Connectors – You need a way to connect your low voltage wire to the wire coming out of your spot light.  Twist the wires together and then cover them with these outdoor grade marettes.  Do NOT use ones you have in your basement from the inside of your house.  Outdoor marettes  are sealed and gel filled making them safe for use in the rain/snow etc.  About $12.

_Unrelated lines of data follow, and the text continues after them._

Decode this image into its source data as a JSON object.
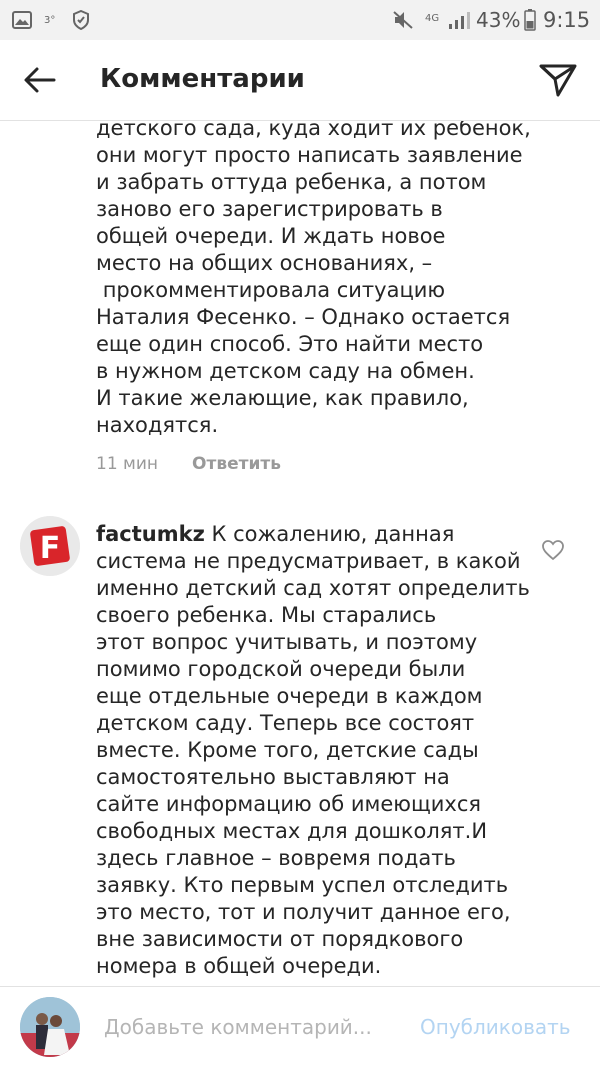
{
  "status_bar": {
    "temp": "3°",
    "network": "4G",
    "battery": "43%",
    "time": "9:15"
  },
  "header": {
    "title": "Комментарии"
  },
  "comment_tail": {
    "text": "детского сада, куда ходит их ребенок,\nони могут просто написать заявление\nи забрать оттуда ребенка, а потом\nзаново его зарегистрировать в\nобщей очереди. И ждать новое\nместо на общих основаниях, –\n прокомментировала ситуацию\nНаталия Фесенко. – Однако остается\nеще один способ. Это найти место\nв нужном детском саду на обмен.\nИ такие желающие, как правило,\nнаходятся.",
    "time": "11 мин",
    "reply": "Ответить"
  },
  "comment": {
    "username": "factumkz",
    "text": " К сожалению, данная\nсистема не предусматривает, в какой\nименно детский сад хотят определить\nсвоего ребенка. Мы старались\nэтот вопрос учитывать, и поэтому\nпомимо городской очереди были\nеще отдельные очереди в каждом\nдетском саду. Теперь все состоят\nвместе. Кроме того, детские сады\nсамостоятельно выставляют на\nсайте информацию об имеющихся\nсвободных местах для дошколят.И\nздесь главное – вовремя подать\nзаявку. Кто первым успел отследить\nэто место, тот и получит данное его,\nвне зависимости от порядкового\nномера в общей очереди.",
    "avatar_letter": "F"
  },
  "footer": {
    "placeholder": "Добавьте комментарий...",
    "publish": "Опубликовать"
  },
  "colors": {
    "accent_disabled": "#b3d4f2",
    "avatar_red": "#d9252a"
  }
}
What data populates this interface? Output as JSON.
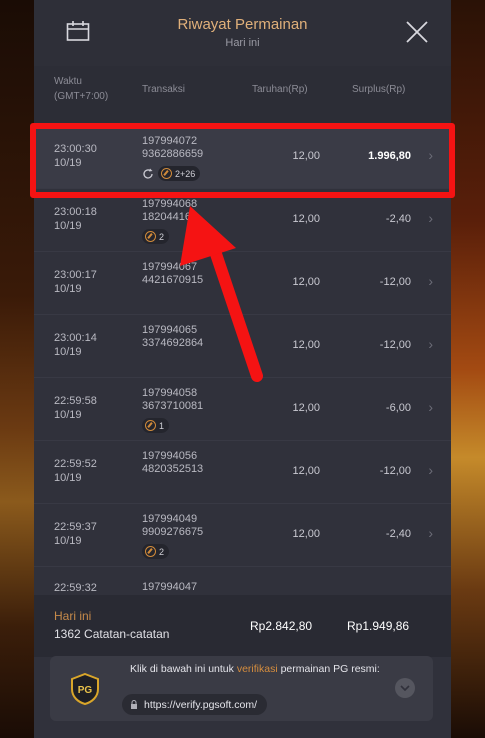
{
  "header": {
    "title": "Riwayat Permainan",
    "subtitle": "Hari ini"
  },
  "columns": {
    "time": "Waktu\n(GMT+7:00)",
    "transaction": "Transaksi",
    "bet": "Taruhan(Rp)",
    "surplus": "Surplus(Rp)"
  },
  "rows": [
    {
      "time": "23:00:30",
      "date": "10/19",
      "id1": "197994072",
      "id2": "9362886659",
      "bet": "12,00",
      "surplus": "1.996,80",
      "badge": "2+26",
      "spin": true
    },
    {
      "time": "23:00:18",
      "date": "10/19",
      "id1": "197994068",
      "id2": "182044168",
      "bet": "12,00",
      "surplus": "-2,40",
      "badge": "2",
      "spin": false
    },
    {
      "time": "23:00:17",
      "date": "10/19",
      "id1": "197994067",
      "id2": "4421670915",
      "bet": "12,00",
      "surplus": "-12,00"
    },
    {
      "time": "23:00:14",
      "date": "10/19",
      "id1": "197994065",
      "id2": "3374692864",
      "bet": "12,00",
      "surplus": "-12,00"
    },
    {
      "time": "22:59:58",
      "date": "10/19",
      "id1": "197994058",
      "id2": "3673710081",
      "bet": "12,00",
      "surplus": "-6,00",
      "badge": "1",
      "spin": false
    },
    {
      "time": "22:59:52",
      "date": "10/19",
      "id1": "197994056",
      "id2": "4820352513",
      "bet": "12,00",
      "surplus": "-12,00"
    },
    {
      "time": "22:59:37",
      "date": "10/19",
      "id1": "197994049",
      "id2": "9909276675",
      "bet": "12,00",
      "surplus": "-2,40",
      "badge": "2",
      "spin": false
    },
    {
      "time": "22:59:32",
      "date": "",
      "id1": "197994047",
      "id2": "",
      "bet": "",
      "surplus": ""
    }
  ],
  "summary": {
    "label": "Hari ini",
    "count": "1362 Catatan-catatan",
    "total_bet": "Rp2.842,80",
    "total_surplus": "Rp1.949,86"
  },
  "verify": {
    "text_before": "Klik di bawah ini untuk ",
    "link": "verifikasi",
    "text_after": " permainan PG resmi:",
    "url": "https://verify.pgsoft.com/",
    "logo": "PG"
  },
  "colors": {
    "accent": "#e0b07a",
    "highlight": "#f51313",
    "panel": "#30313b"
  }
}
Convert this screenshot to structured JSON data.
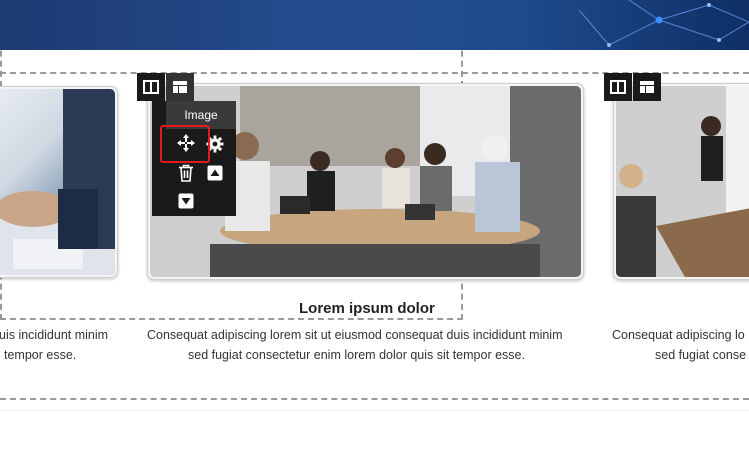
{
  "hero": {
    "description_icon": "network-graphic"
  },
  "cards": [
    {
      "title": "",
      "line1": "uis incididunt minim",
      "line2": "tempor esse."
    },
    {
      "title": "Lorem ipsum dolor",
      "line1": "Consequat adipiscing lorem sit ut eiusmod consequat duis incididunt minim",
      "line2": "sed fugiat consectetur enim lorem dolor quis sit tempor esse."
    },
    {
      "title": "",
      "line1": "Consequat adipiscing lo",
      "line2": "sed fugiat conse"
    }
  ],
  "toolbar": {
    "column_icon": "columns-icon",
    "layout_icon": "layout-icon",
    "menu_label": "Image",
    "menu_items": [
      "move-icon",
      "gear-icon",
      "trash-icon",
      "caret-up-icon",
      "caret-down-icon"
    ]
  },
  "colors": {
    "accent_highlight": "#e11b1b",
    "toolbar_bg": "#1a1a1a",
    "hero_bg": "#244d8e"
  }
}
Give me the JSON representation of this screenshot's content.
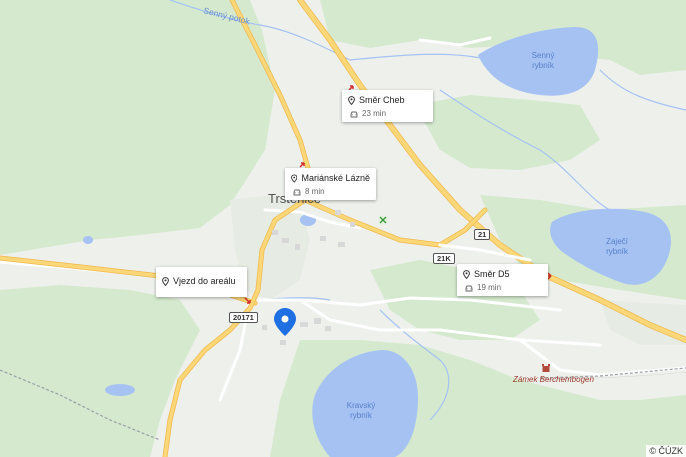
{
  "map": {
    "town_label": "Trstěnice",
    "place_labels": {
      "senny_potok": "Senný potok",
      "senny_rybnik": "Senný\nrybník",
      "zajeci_rybnik": "Zaječí\nrybník",
      "kravsky_rybnik": "Kravský\nrybník",
      "zamek": "Zámek Berchembogen"
    },
    "road_shields": {
      "r21": "21",
      "r21k": "21K",
      "r20171": "20171"
    },
    "copyright": "© ČÚZK"
  },
  "directions": [
    {
      "title": "Směr Cheb",
      "time": "23 min"
    },
    {
      "title": "Mariánské Lázně",
      "time": "8 min"
    },
    {
      "title": "Směr D5",
      "time": "19 min"
    },
    {
      "title": "Vjezd do areálu",
      "time": ""
    }
  ],
  "colors": {
    "land": "#eef0ec",
    "forest": "#d4e9ce",
    "water": "#a5c2f3",
    "road_major": "#fbd777",
    "road_major_edge": "#f0b84f",
    "road_minor": "#ffffff",
    "pin": "#1d6fe2",
    "turn_arrow": "#d32f2f"
  },
  "icons": {
    "card_pin": "map-pin-icon",
    "car": "car-icon",
    "turn": "turn-arrow-icon",
    "location": "location-pin-icon",
    "recreation": "recreation-icon",
    "castle": "castle-icon"
  }
}
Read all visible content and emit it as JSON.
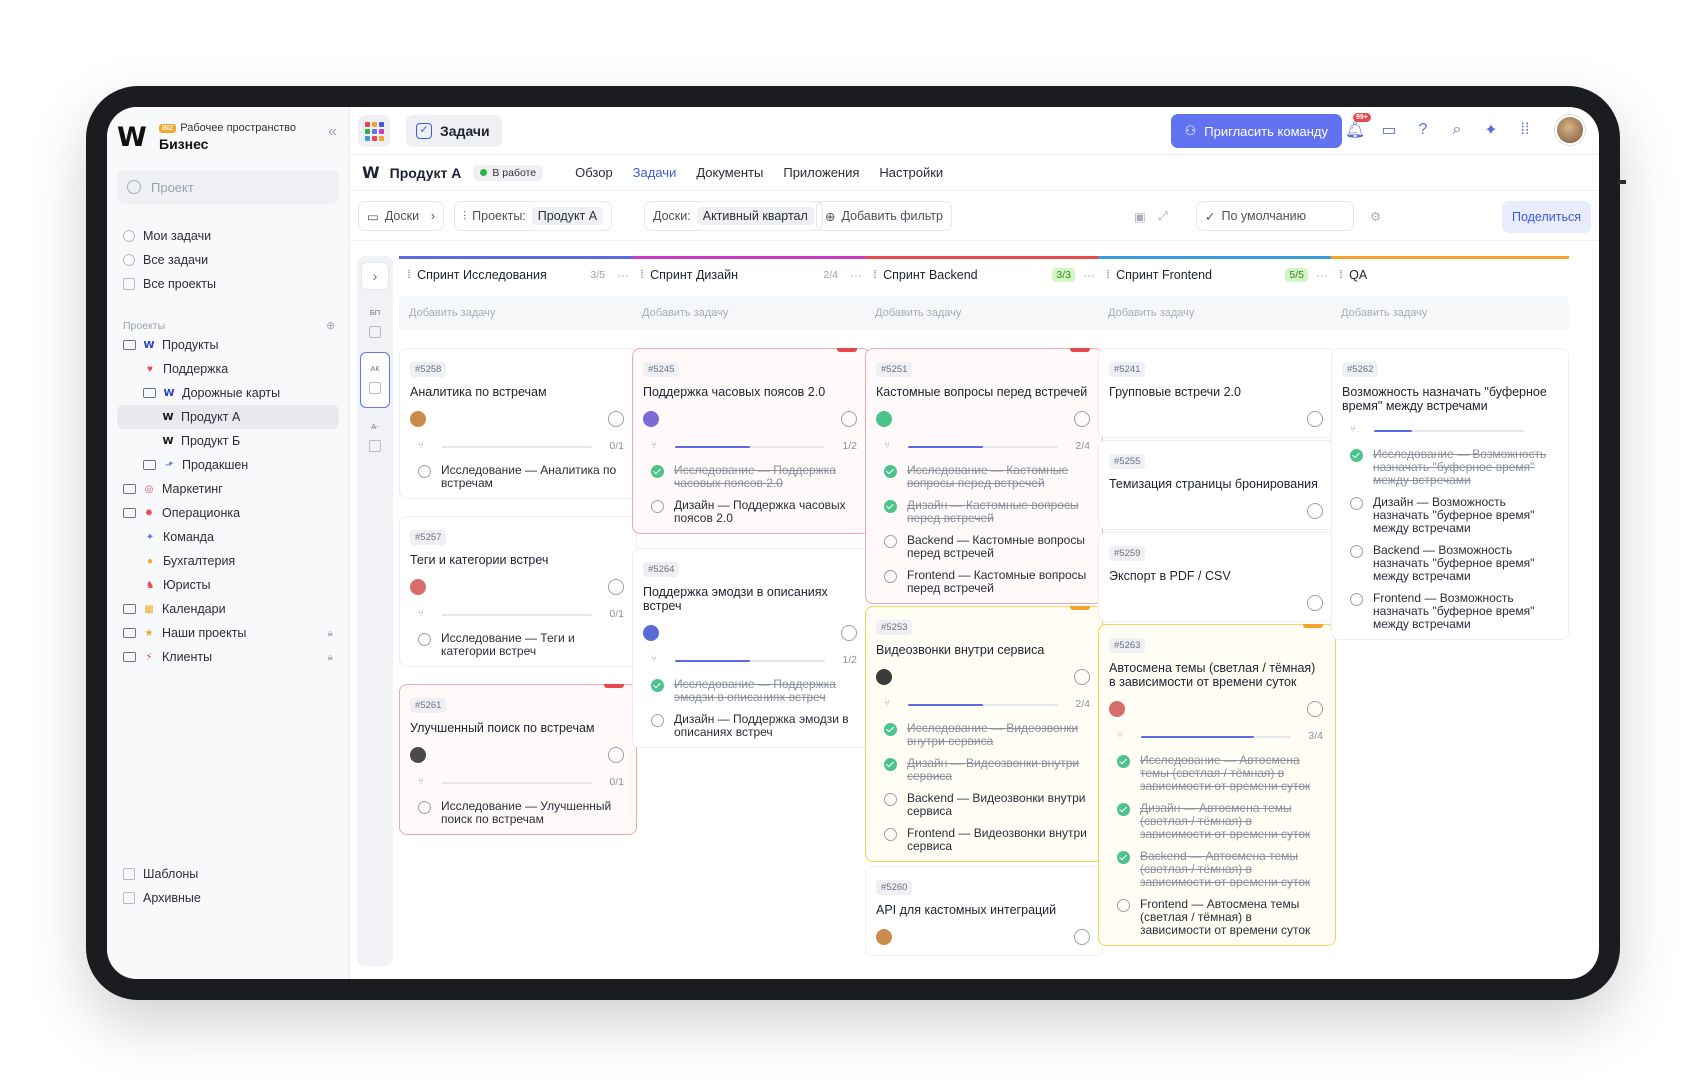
{
  "sidebar": {
    "workspace_label": "Рабочее пространство",
    "workspace_badge": "BIZ",
    "workspace_name": "Бизнес",
    "search_placeholder": "Проект",
    "nav": [
      "Мои задачи",
      "Все задачи",
      "Все проекты"
    ],
    "section_title": "Проекты",
    "tree": [
      {
        "label": "Продукты"
      },
      {
        "label": "Поддержка"
      },
      {
        "label": "Дорожные карты"
      },
      {
        "label": "Продукт А"
      },
      {
        "label": "Продукт Б"
      },
      {
        "label": "Продакшен"
      },
      {
        "label": "Маркетинг"
      },
      {
        "label": "Операционка"
      },
      {
        "label": "Команда"
      },
      {
        "label": "Бухгалтерия"
      },
      {
        "label": "Юристы"
      },
      {
        "label": "Календари"
      },
      {
        "label": "Наши проекты"
      },
      {
        "label": "Клиенты"
      }
    ],
    "bottom": [
      "Шаблоны",
      "Архивные"
    ]
  },
  "topbar": {
    "tab_title": "Задачи",
    "invite_label": "Пригласить команду",
    "notif_badge": "99+"
  },
  "project": {
    "name": "Продукт А",
    "status": "В работе",
    "tabs": [
      "Обзор",
      "Задачи",
      "Документы",
      "Приложения",
      "Настройки"
    ],
    "active_tab": "Задачи"
  },
  "filters": {
    "view": "Доски",
    "projects_label": "Проекты:",
    "projects_value": "Продукт А",
    "boards_label": "Доски:",
    "boards_value": "Активный квартал",
    "add_filter": "Добавить фильтр",
    "sort": "По умолчанию",
    "share": "Поделиться"
  },
  "strip": [
    "БП",
    "АК",
    "А-"
  ],
  "columns": [
    {
      "title": "Спринт Исследования",
      "count": "3/5",
      "color": "#5b6be8",
      "add": "Добавить задачу",
      "cards": [
        {
          "id": "#5258",
          "title": "Аналитика по встречам",
          "progress": "0/1",
          "subtasks": [
            {
              "t": "Исследование — Аналитика по встречам",
              "done": false
            }
          ]
        },
        {
          "id": "#5257",
          "title": "Теги и категории встреч",
          "progress": "0/1",
          "subtasks": [
            {
              "t": "Исследование — Теги и категории встреч",
              "done": false
            }
          ]
        },
        {
          "id": "#5261",
          "title": "Улучшенный поиск по встречам",
          "progress": "0/1",
          "subtasks": [
            {
              "t": "Исследование — Улучшенный поиск по встречам",
              "done": false
            }
          ]
        }
      ]
    },
    {
      "title": "Спринт Дизайн",
      "count": "2/4",
      "color": "#c93bc9",
      "add": "Добавить задачу",
      "cards": [
        {
          "id": "#5245",
          "title": "Поддержка часовых поясов 2.0",
          "progress": "1/2",
          "subtasks": [
            {
              "t": "Исследование — Поддержка часовых поясов 2.0",
              "done": true
            },
            {
              "t": "Дизайн — Поддержка часовых поясов 2.0",
              "done": false
            }
          ]
        },
        {
          "id": "#5264",
          "title": "Поддержка эмодзи в описаниях встреч",
          "progress": "1/2",
          "subtasks": [
            {
              "t": "Исследование — Поддержка эмодзи в описаниях встреч",
              "done": true
            },
            {
              "t": "Дизайн — Поддержка эмодзи в описаниях встреч",
              "done": false
            }
          ]
        }
      ]
    },
    {
      "title": "Спринт Backend",
      "count": "3/3",
      "color": "#e5484d",
      "add": "Добавить задачу",
      "cards": [
        {
          "id": "#5251",
          "title": "Кастомные вопросы перед встречей",
          "progress": "2/4",
          "subtasks": [
            {
              "t": "Исследование — Кастомные вопросы перед встречей",
              "done": true
            },
            {
              "t": "Дизайн — Кастомные вопросы перед встречей",
              "done": true
            },
            {
              "t": "Backend — Кастомные вопросы перед встречей",
              "done": false
            },
            {
              "t": "Frontend — Кастомные вопросы перед встречей",
              "done": false
            }
          ]
        },
        {
          "id": "#5253",
          "title": "Видеозвонки внутри сервиса",
          "progress": "2/4",
          "subtasks": [
            {
              "t": "Исследование — Видеозвонки внутри сервиса",
              "done": true
            },
            {
              "t": "Дизайн — Видеозвонки внутри сервиса",
              "done": true
            },
            {
              "t": "Backend — Видеозвонки внутри сервиса",
              "done": false
            },
            {
              "t": "Frontend — Видеозвонки внутри сервиса",
              "done": false
            }
          ]
        },
        {
          "id": "#5260",
          "title": "API для кастомных интеграций"
        }
      ]
    },
    {
      "title": "Спринт Frontend",
      "count": "5/5",
      "color": "#3b9ddb",
      "add": "Добавить задачу",
      "cards": [
        {
          "id": "#5241",
          "title": "Групповые встречи 2.0"
        },
        {
          "id": "#5255",
          "title": "Темизация страницы бронирования"
        },
        {
          "id": "#5259",
          "title": "Экспорт в PDF / CSV"
        },
        {
          "id": "#5263",
          "title": "Автосмена темы (светлая / тёмная) в зависимости от времени суток",
          "progress": "3/4",
          "subtasks": [
            {
              "t": "Исследование — Автосмена темы (светлая / тёмная) в зависимости от времени суток",
              "done": true
            },
            {
              "t": "Дизайн — Автосмена темы (светлая / тёмная) в зависимости от времени суток",
              "done": true
            },
            {
              "t": "Backend — Автосмена темы (светлая / тёмная) в зависимости от времени суток",
              "done": true
            },
            {
              "t": "Frontend — Автосмена темы (светлая / тёмная) в зависимости от времени суток",
              "done": false
            }
          ]
        }
      ]
    },
    {
      "title": "QA",
      "count": "",
      "color": "#f3a52b",
      "add": "Добавить задачу",
      "cards": [
        {
          "id": "#5262",
          "title": "Возможность назначать \"буферное время\" между встречами",
          "subtasks": [
            {
              "t": "Исследование — Возможность назначать \"буферное время\" между встречами",
              "done": true
            },
            {
              "t": "Дизайн — Возможность назначать \"буферное время\" между встречами",
              "done": false
            },
            {
              "t": "Backend — Возможность назначать \"буферное время\" между встречами",
              "done": false
            },
            {
              "t": "Frontend — Возможность назначать \"буферное время\" между встречами",
              "done": false
            }
          ]
        }
      ]
    }
  ]
}
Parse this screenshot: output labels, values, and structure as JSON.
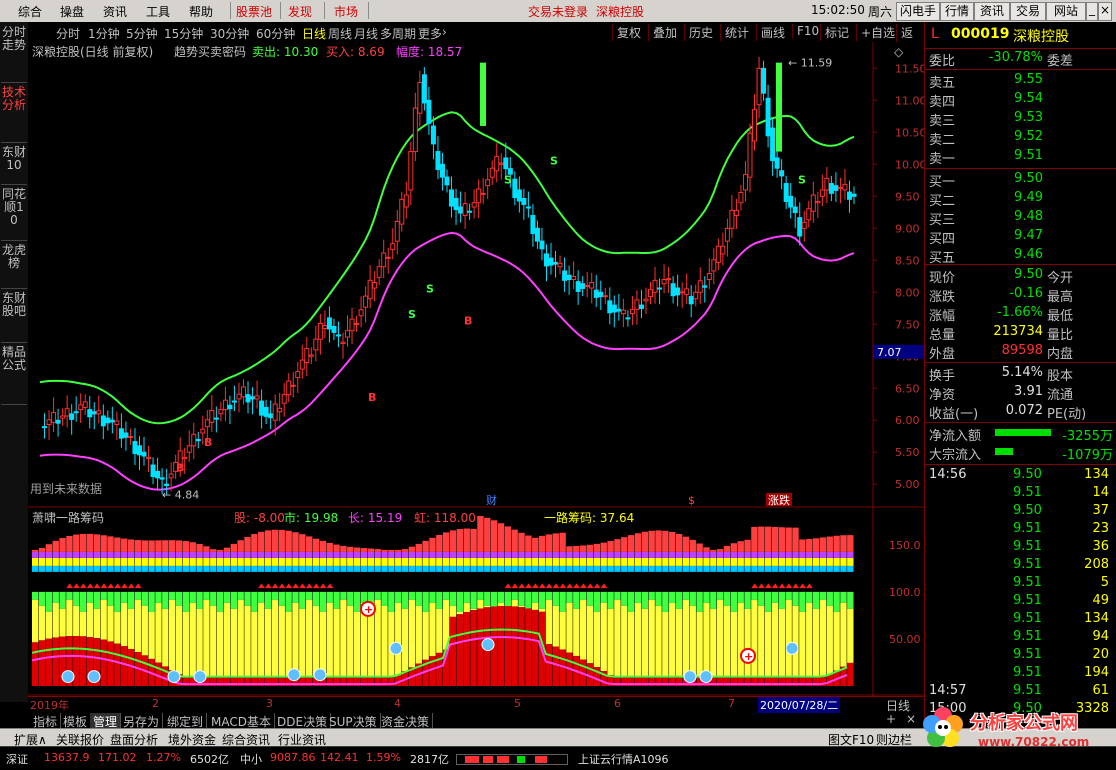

Transformer – Here’s where most people head for the booze.  Don’t be scared.  Don’t be.  Transformers come in different watts. To figure out what size transformer you need add up the amount of watts your lights use. Your total should not exceed the watts allowed on the transformer. Example: If you have 10, 5 watt spot lights, you’d need a 50 watt transformer. If you think you might add more lights in the future, buy a bigger transformer that can handle more watts and therefore more lights. It’s basically just a box. The more watts it can handle, the bigger it is and the more expensive it is.  With my 6 lights at 6 watts each I can get away with a 50 watt transformer BUT I might want to add more lights to it later so I’m going to get a 120 watt transformer.  It’s only $27 in the States but $60 in Canada so before ordering it I’ll search for a cheaper source locally.  Estimated price $40?

If you can find a kit that includes everything and you only want a string of 4 lights (that’s what most of them are) then go for it!  But if you want to customize a mix of spot lights, deck lights or bollard type lighting it makes more sense to DIY a set yourself.  And now that you know how to do it and have CONFIDENCE, there’s no reason not to.

ONE trick to using LED spotlights is to put the inside something shining out.  Like I’ve done with my metal orb.

It lights up the object and casts its shadow onto a wall or fence.  It’s a magical effect.

And of course you can use spotlights to create focus on something in particular like a tree trunk or use it as task lighting like I’ve done here with my pizza oven so I can see everything going in and everything coming out.

Here’s hoping the heat sticks around for the next few months and this warn weather isn’t just a tease because I’m sick of wearing hoodies and hats.  Yes.  Even my earlobes are cold because of my elevated body temperature.  It’s Lobel Warming. And it’s real.